── Source material ──

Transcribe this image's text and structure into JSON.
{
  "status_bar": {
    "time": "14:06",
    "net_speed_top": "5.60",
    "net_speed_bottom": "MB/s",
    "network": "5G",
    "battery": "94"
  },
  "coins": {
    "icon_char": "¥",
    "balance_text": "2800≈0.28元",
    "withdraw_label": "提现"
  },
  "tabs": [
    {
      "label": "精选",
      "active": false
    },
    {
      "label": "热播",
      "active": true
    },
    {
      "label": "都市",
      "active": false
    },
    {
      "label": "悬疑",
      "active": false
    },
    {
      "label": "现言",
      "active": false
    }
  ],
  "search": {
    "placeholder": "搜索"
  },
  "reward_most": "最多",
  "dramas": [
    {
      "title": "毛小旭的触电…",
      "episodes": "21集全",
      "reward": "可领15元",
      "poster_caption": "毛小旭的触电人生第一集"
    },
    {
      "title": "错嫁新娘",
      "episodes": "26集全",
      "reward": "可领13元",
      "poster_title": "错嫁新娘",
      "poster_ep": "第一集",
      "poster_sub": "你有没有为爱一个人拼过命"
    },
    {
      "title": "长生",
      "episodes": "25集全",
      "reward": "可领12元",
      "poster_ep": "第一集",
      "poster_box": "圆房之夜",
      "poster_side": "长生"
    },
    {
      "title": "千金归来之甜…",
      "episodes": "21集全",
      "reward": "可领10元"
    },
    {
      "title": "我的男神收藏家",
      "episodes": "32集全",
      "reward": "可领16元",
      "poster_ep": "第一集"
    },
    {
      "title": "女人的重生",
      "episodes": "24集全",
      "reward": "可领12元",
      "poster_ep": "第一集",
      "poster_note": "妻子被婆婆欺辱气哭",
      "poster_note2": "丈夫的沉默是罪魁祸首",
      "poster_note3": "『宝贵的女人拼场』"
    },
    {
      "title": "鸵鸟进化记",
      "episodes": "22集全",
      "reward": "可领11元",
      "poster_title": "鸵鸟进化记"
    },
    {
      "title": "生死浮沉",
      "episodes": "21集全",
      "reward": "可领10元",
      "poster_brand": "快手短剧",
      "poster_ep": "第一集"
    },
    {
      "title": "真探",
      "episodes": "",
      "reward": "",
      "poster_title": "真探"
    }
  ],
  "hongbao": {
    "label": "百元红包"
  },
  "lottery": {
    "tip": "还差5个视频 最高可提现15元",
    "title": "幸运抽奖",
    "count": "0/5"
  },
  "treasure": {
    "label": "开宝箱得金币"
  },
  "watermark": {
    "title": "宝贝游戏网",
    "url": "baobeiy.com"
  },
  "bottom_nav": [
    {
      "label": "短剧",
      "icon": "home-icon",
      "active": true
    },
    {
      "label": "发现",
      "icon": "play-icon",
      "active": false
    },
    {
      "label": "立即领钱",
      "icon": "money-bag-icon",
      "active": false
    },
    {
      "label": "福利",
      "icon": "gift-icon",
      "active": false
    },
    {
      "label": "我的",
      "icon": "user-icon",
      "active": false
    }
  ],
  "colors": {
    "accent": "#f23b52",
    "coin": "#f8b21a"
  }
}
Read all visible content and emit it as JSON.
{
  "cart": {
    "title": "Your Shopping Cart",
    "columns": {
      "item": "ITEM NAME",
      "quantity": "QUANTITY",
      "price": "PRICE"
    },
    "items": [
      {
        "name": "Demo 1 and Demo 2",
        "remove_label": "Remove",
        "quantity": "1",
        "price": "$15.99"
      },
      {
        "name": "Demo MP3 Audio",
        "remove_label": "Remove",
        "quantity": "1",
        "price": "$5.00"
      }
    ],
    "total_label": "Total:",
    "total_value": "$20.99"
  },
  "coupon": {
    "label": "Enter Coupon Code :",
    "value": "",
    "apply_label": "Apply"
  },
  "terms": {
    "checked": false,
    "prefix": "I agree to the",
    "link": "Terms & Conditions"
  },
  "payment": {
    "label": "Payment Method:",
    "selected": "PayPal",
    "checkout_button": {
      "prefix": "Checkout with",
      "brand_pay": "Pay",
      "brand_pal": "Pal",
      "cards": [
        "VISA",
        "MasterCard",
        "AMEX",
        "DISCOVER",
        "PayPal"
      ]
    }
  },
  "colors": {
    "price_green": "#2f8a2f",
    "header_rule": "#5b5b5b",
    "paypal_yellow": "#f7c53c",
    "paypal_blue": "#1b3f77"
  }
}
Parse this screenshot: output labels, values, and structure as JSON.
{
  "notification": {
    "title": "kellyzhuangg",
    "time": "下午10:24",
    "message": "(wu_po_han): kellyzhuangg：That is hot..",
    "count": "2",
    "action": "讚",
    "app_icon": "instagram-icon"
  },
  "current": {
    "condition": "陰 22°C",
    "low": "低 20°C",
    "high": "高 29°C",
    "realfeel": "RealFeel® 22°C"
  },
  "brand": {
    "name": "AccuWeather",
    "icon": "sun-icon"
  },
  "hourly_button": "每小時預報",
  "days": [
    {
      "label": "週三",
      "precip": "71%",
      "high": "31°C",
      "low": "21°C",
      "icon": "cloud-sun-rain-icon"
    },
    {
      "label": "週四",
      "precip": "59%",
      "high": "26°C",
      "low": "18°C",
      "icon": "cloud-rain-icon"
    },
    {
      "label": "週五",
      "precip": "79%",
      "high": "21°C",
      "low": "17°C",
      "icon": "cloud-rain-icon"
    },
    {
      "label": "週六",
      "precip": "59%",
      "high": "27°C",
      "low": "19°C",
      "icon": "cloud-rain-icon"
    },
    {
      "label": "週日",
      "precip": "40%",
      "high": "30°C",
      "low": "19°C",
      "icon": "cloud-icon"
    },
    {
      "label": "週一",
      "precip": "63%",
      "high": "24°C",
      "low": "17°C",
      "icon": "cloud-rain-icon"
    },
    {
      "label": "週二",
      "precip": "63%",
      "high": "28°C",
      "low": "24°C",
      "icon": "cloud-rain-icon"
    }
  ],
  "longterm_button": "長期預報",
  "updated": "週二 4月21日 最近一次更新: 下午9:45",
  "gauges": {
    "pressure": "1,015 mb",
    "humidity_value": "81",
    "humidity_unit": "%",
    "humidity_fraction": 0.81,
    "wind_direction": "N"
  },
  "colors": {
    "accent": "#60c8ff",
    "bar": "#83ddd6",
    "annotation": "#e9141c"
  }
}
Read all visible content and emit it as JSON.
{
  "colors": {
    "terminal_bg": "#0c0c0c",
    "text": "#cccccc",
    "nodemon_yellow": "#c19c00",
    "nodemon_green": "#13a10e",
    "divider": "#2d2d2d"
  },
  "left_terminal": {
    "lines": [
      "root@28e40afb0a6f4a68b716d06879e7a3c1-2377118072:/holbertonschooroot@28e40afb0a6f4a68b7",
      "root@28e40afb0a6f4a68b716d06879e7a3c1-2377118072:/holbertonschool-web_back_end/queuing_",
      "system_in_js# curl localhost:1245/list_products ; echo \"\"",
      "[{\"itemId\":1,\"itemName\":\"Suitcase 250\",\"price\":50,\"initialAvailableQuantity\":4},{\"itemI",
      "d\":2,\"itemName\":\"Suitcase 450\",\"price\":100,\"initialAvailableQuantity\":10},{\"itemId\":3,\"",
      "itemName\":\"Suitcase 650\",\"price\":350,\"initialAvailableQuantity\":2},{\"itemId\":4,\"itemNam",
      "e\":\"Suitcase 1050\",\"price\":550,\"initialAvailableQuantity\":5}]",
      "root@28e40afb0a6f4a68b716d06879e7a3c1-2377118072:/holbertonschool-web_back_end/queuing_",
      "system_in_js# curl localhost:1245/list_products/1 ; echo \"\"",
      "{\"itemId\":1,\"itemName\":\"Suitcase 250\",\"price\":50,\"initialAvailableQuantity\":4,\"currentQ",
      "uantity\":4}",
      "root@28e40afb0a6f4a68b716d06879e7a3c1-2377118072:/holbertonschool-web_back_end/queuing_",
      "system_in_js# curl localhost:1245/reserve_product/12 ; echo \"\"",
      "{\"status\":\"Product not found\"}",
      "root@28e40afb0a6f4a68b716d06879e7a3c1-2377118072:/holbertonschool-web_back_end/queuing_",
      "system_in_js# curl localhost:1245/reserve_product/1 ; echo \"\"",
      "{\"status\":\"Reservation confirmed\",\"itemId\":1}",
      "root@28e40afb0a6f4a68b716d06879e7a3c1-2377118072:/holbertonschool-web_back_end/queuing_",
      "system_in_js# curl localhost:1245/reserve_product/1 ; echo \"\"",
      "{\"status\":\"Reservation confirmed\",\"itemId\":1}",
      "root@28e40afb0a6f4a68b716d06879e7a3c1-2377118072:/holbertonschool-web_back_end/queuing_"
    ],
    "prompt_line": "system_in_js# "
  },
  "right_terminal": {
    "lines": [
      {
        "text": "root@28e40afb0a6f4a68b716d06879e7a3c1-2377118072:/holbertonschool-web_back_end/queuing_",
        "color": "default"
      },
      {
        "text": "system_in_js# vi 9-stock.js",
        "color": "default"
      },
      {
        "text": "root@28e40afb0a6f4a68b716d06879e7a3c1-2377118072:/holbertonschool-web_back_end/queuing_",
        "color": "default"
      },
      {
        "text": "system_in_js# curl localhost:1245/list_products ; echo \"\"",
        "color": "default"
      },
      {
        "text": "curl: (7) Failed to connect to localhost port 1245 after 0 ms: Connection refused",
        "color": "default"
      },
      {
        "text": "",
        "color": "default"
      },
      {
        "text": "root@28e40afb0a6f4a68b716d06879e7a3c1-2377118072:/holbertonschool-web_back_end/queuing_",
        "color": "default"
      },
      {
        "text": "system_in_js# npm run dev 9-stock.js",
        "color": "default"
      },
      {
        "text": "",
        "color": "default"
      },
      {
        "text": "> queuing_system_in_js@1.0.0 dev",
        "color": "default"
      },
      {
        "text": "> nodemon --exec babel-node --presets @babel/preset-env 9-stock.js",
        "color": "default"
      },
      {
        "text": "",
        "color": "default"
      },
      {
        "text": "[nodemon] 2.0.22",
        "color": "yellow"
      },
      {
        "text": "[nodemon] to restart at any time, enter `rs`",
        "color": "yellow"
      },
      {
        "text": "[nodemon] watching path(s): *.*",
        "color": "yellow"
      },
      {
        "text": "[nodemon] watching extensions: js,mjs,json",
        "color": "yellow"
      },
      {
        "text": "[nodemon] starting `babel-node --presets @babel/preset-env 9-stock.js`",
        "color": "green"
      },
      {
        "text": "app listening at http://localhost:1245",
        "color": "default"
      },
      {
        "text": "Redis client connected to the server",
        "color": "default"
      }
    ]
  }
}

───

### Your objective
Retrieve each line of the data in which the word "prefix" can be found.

### Output below
    "prefix": "I agree to the",
      "prefix": "Checkout with",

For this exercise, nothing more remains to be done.